Now is the time to plan for West Virginia’s Largest Yard Sale which takes place in Buckhannon and the surrounding area the first weekend of August. If you have things you no longer want, have a yard sale. If you are interested in finding some things you can transform, go shopping. You might be surprised at what treasures are just waiting for you. Yard sales are fun and you meet some neat folks along the way. It is never too early to start finding all the items you no longer need in your home. Your items might just be the special item someone else is looking for. You clean house, make a little money, and then see what you might find in some of the yard sales you attend. When attending the yard sales, remember to watch out for those who are driving, parking and shopping with small children. Don’t park in the middle of the street or on the sidewalk. Remember to treat those shopping the way you wish to be treated. Shop with joy and talk to those you meet along the way.

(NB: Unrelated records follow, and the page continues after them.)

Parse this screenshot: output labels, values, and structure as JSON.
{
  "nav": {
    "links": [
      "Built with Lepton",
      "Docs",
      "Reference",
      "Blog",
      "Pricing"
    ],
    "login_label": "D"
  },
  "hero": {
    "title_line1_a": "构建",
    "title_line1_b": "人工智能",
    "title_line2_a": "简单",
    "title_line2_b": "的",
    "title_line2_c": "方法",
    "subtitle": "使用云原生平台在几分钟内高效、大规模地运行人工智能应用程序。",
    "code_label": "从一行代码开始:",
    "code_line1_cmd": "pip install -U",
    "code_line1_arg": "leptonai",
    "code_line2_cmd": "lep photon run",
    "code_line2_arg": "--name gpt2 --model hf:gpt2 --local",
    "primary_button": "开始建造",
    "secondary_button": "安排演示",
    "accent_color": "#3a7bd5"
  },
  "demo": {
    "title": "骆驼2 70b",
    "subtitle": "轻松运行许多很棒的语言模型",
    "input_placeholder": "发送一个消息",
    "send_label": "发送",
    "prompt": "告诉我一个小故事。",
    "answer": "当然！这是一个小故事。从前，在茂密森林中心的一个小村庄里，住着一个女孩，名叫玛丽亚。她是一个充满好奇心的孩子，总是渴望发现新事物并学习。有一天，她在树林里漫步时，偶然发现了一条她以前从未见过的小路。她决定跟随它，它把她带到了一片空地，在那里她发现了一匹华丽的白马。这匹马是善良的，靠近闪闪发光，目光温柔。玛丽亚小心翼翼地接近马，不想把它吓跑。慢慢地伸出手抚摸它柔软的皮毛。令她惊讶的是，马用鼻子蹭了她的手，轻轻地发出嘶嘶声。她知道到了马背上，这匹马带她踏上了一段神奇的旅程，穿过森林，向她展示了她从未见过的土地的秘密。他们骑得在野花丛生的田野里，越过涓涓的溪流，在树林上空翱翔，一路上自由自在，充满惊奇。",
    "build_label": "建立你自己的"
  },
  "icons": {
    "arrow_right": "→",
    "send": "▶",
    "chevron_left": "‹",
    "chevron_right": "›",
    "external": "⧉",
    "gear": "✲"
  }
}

If you are having the sale, make sure you have plenty of change, your items marked with a price, and be willing to make a deal.
I leave you with this thought for the day. “Kind words can be short and easy to speak, but their echoes are truly endless.” Mother Teresa